Your instructions
All of the data is to be restated word for word.

Data in this exercise
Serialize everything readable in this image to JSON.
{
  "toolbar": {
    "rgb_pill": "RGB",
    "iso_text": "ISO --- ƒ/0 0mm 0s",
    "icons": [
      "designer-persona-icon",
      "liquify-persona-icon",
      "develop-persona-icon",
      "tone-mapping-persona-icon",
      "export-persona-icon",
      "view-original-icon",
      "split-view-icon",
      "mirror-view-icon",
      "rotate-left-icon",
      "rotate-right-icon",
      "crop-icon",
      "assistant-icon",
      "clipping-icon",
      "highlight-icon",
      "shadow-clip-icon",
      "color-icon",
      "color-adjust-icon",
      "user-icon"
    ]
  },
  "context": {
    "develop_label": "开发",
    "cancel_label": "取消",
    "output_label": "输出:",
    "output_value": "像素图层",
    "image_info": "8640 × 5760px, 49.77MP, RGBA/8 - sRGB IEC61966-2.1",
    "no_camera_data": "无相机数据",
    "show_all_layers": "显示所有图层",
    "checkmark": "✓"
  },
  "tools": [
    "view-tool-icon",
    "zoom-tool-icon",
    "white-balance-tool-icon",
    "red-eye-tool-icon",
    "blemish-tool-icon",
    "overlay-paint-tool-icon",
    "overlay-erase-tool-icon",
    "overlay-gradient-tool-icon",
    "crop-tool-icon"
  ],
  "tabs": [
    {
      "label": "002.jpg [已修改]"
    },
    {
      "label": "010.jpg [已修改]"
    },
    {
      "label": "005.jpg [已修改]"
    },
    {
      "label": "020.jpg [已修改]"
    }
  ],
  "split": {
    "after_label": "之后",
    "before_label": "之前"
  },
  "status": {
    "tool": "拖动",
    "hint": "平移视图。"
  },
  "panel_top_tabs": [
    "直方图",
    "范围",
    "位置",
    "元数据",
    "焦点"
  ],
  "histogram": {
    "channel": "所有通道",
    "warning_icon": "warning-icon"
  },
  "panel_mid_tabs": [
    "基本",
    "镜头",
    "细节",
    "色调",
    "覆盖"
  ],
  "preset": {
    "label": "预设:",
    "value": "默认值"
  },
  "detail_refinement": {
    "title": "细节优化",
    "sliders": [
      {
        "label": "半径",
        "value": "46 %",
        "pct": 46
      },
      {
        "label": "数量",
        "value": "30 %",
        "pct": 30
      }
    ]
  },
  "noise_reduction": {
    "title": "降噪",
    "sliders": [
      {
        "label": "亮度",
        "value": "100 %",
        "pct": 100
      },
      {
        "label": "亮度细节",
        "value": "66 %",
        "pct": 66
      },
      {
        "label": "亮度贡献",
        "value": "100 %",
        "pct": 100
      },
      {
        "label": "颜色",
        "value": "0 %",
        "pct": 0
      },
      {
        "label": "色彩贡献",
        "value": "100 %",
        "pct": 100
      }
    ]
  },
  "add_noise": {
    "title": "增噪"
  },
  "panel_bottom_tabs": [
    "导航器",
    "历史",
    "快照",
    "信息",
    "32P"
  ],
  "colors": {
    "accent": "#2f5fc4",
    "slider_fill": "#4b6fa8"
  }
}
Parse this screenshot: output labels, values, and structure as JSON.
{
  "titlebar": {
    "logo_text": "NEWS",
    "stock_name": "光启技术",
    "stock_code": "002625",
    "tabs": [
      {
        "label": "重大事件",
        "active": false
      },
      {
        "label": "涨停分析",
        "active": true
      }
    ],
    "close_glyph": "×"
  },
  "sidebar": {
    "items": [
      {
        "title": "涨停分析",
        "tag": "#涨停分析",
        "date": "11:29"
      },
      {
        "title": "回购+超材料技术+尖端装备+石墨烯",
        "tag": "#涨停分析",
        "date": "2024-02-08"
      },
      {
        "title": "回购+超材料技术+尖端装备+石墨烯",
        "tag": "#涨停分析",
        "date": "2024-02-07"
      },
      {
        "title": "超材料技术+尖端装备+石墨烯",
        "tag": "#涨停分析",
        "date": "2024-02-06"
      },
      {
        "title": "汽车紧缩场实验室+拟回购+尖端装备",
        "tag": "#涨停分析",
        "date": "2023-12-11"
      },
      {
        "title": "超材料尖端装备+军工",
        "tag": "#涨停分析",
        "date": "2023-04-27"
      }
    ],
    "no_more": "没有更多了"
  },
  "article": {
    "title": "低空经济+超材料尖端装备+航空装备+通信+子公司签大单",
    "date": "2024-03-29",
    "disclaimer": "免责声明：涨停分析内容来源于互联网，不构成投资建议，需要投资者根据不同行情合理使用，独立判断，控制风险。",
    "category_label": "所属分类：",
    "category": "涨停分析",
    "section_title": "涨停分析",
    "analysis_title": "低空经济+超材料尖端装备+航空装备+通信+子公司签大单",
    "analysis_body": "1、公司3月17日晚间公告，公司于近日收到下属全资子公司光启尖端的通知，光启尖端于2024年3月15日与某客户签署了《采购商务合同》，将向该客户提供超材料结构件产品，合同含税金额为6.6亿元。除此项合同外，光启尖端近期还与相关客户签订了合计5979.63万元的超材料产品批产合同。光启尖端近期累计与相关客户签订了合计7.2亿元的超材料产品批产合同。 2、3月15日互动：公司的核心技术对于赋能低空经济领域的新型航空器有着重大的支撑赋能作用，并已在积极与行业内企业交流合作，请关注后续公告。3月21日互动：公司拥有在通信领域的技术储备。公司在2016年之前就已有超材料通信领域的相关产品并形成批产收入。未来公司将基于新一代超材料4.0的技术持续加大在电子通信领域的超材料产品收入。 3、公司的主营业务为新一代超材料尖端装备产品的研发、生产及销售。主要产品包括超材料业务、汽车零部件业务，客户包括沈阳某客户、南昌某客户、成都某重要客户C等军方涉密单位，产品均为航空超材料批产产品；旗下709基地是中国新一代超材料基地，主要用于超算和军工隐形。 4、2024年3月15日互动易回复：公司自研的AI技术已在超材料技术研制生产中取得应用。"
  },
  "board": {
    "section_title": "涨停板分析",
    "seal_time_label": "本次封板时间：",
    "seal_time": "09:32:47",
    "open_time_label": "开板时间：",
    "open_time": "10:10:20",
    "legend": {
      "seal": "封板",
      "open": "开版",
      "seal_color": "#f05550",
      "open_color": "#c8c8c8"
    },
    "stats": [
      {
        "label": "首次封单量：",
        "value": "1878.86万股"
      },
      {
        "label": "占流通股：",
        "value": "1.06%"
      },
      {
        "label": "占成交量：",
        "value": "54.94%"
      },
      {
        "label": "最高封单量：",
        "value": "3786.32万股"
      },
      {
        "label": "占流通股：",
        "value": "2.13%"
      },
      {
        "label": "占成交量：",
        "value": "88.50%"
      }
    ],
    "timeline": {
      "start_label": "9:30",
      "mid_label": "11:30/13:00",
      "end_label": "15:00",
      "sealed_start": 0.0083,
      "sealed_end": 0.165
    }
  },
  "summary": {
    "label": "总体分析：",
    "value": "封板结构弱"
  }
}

Task answer
Serialize everything readable in this image to JSON.
{
  "toolbar": {
    "rgb_pill": "RGB",
    "iso_text": "ISO --- ƒ/0 0mm 0s",
    "icons": [
      "designer-persona-icon",
      "liquify-persona-icon",
      "develop-persona-icon",
      "tone-mapping-persona-icon",
      "export-persona-icon",
      "view-original-icon",
      "split-view-icon",
      "mirror-view-icon",
      "rotate-left-icon",
      "rotate-right-icon",
      "crop-icon",
      "assistant-icon",
      "clipping-icon",
      "highlight-icon",
      "shadow-clip-icon",
      "color-icon",
      "color-adjust-icon",
      "user-icon"
    ]
  },
  "context": {
    "develop_label": "开发",
    "cancel_label": "取消",
    "output_label": "输出:",
    "output_value": "像素图层",
    "image_info": "8640 × 5760px, 49.77MP, RGBA/8 - sRGB IEC61966-2.1",
    "no_camera_data": "无相机数据",
    "show_all_layers": "显示所有图层",
    "checkmark": "✓"
  },
  "tools": [
    "view-tool-icon",
    "zoom-tool-icon",
    "white-balance-tool-icon",
    "red-eye-tool-icon",
    "blemish-tool-icon",
    "overlay-paint-tool-icon",
    "overlay-erase-tool-icon",
    "overlay-gradient-tool-icon",
    "crop-tool-icon"
  ],
  "tabs": [
    {
      "label": "002.jpg [已修改]"
    },
    {
      "label": "010.jpg [已修改]"
    },
    {
      "label": "005.jpg [已修改]"
    },
    {
      "label": "020.jpg [已修改]"
    }
  ],
  "split": {
    "after_label": "之后",
    "before_label": "之前"
  },
  "status": {
    "tool": "拖动",
    "hint": "平移视图。"
  },
  "panel_top_tabs": [
    "直方图",
    "范围",
    "位置",
    "元数据",
    "焦点"
  ],
  "histogram": {
    "channel": "所有通道",
    "warning_icon": "warning-icon"
  },
  "panel_mid_tabs": [
    "基本",
    "镜头",
    "细节",
    "色调",
    "覆盖"
  ],
  "preset": {
    "label": "预设:",
    "value": "默认值"
  },
  "detail_refinement": {
    "title": "细节优化",
    "sliders": [
      {
        "label": "半径",
        "value": "46 %",
        "pct": 46
      },
      {
        "label": "数量",
        "value": "30 %",
        "pct": 30
      }
    ]
  },
  "noise_reduction": {
    "title": "降噪",
    "sliders": [
      {
        "label": "亮度",
        "value": "100 %",
        "pct": 100
      },
      {
        "label": "亮度细节",
        "value": "66 %",
        "pct": 66
      },
      {
        "label": "亮度贡献",
        "value": "100 %",
        "pct": 100
      },
      {
        "label": "颜色",
        "value": "0 %",
        "pct": 0
      },
      {
        "label": "色彩贡献",
        "value": "100 %",
        "pct": 100
      }
    ]
  },
  "add_noise": {
    "title": "增噪"
  },
  "panel_bottom_tabs": [
    "导航器",
    "历史",
    "快照",
    "信息",
    "32P"
  ],
  "colors": {
    "accent": "#2f5fc4",
    "slider_fill": "#4b6fa8"
  }
}
Parse this screenshot: output labels, values, and structure as JSON.
{
  "titlebar": {
    "logo_text": "NEWS",
    "stock_name": "光启技术",
    "stock_code": "002625",
    "tabs": [
      {
        "label": "重大事件",
        "active": false
      },
      {
        "label": "涨停分析",
        "active": true
      }
    ],
    "close_glyph": "×"
  },
  "sidebar": {
    "items": [
      {
        "title": "涨停分析",
        "tag": "#涨停分析",
        "date": "11:29"
      },
      {
        "title": "回购+超材料技术+尖端装备+石墨烯",
        "tag": "#涨停分析",
        "date": "2024-02-08"
      },
      {
        "title": "回购+超材料技术+尖端装备+石墨烯",
        "tag": "#涨停分析",
        "date": "2024-02-07"
      },
      {
        "title": "超材料技术+尖端装备+石墨烯",
        "tag": "#涨停分析",
        "date": "2024-02-06"
      },
      {
        "title": "汽车紧缩场实验室+拟回购+尖端装备",
        "tag": "#涨停分析",
        "date": "2023-12-11"
      },
      {
        "title": "超材料尖端装备+军工",
        "tag": "#涨停分析",
        "date": "2023-04-27"
      }
    ],
    "no_more": "没有更多了"
  },
  "article": {
    "title": "低空经济+超材料尖端装备+航空装备+通信+子公司签大单",
    "date": "2024-03-29",
    "disclaimer": "免责声明：涨停分析内容来源于互联网，不构成投资建议，需要投资者根据不同行情合理使用，独立判断，控制风险。",
    "category_label": "所属分类：",
    "category": "涨停分析",
    "section_title": "涨停分析",
    "analysis_title": "低空经济+超材料尖端装备+航空装备+通信+子公司签大单",
    "analysis_body": "1、公司3月17日晚间公告，公司于近日收到下属全资子公司光启尖端的通知，光启尖端于2024年3月15日与某客户签署了《采购商务合同》，将向该客户提供超材料结构件产品，合同含税金额为6.6亿元。除此项合同外，光启尖端近期还与相关客户签订了合计5979.63万元的超材料产品批产合同。光启尖端近期累计与相关客户签订了合计7.2亿元的超材料产品批产合同。 2、3月15日互动：公司的核心技术对于赋能低空经济领域的新型航空器有着重大的支撑赋能作用，并已在积极与行业内企业交流合作，请关注后续公告。3月21日互动：公司拥有在通信领域的技术储备。公司在2016年之前就已有超材料通信领域的相关产品并形成批产收入。未来公司将基于新一代超材料4.0的技术持续加大在电子通信领域的超材料产品收入。 3、公司的主营业务为新一代超材料尖端装备产品的研发、生产及销售。主要产品包括超材料业务、汽车零部件业务，客户包括沈阳某客户、南昌某客户、成都某重要客户C等军方涉密单位，产品均为航空超材料批产产品；旗下709基地是中国新一代超材料基地，主要用于超算和军工隐形。 4、2024年3月15日互动易回复：公司自研的AI技术已在超材料技术研制生产中取得应用。"
  },
  "board": {
    "section_title": "涨停板分析",
    "seal_time_label": "本次封板时间：",
    "seal_time": "09:32:47",
    "open_time_label": "开板时间：",
    "open_time": "10:10:20",
    "legend": {
      "seal": "封板",
      "open": "开版",
      "seal_color": "#f05550",
      "open_color": "#c8c8c8"
    },
    "stats": [
      {
        "label": "首次封单量：",
        "value": "1878.86万股"
      },
      {
        "label": "占流通股：",
        "value": "1.06%"
      },
      {
        "label": "占成交量：",
        "value": "54.94%"
      },
      {
        "label": "最高封单量：",
        "value": "3786.32万股"
      },
      {
        "label": "占流通股：",
        "value": "2.13%"
      },
      {
        "label": "占成交量：",
        "value": "88.50%"
      }
    ],
    "timeline": {
      "start_label": "9:30",
      "mid_label": "11:30/13:00",
      "end_label": "15:00",
      "sealed_start": 0.0083,
      "sealed_end": 0.165
    }
  },
  "summary": {
    "label": "总体分析：",
    "value": "封板结构弱"
  }
}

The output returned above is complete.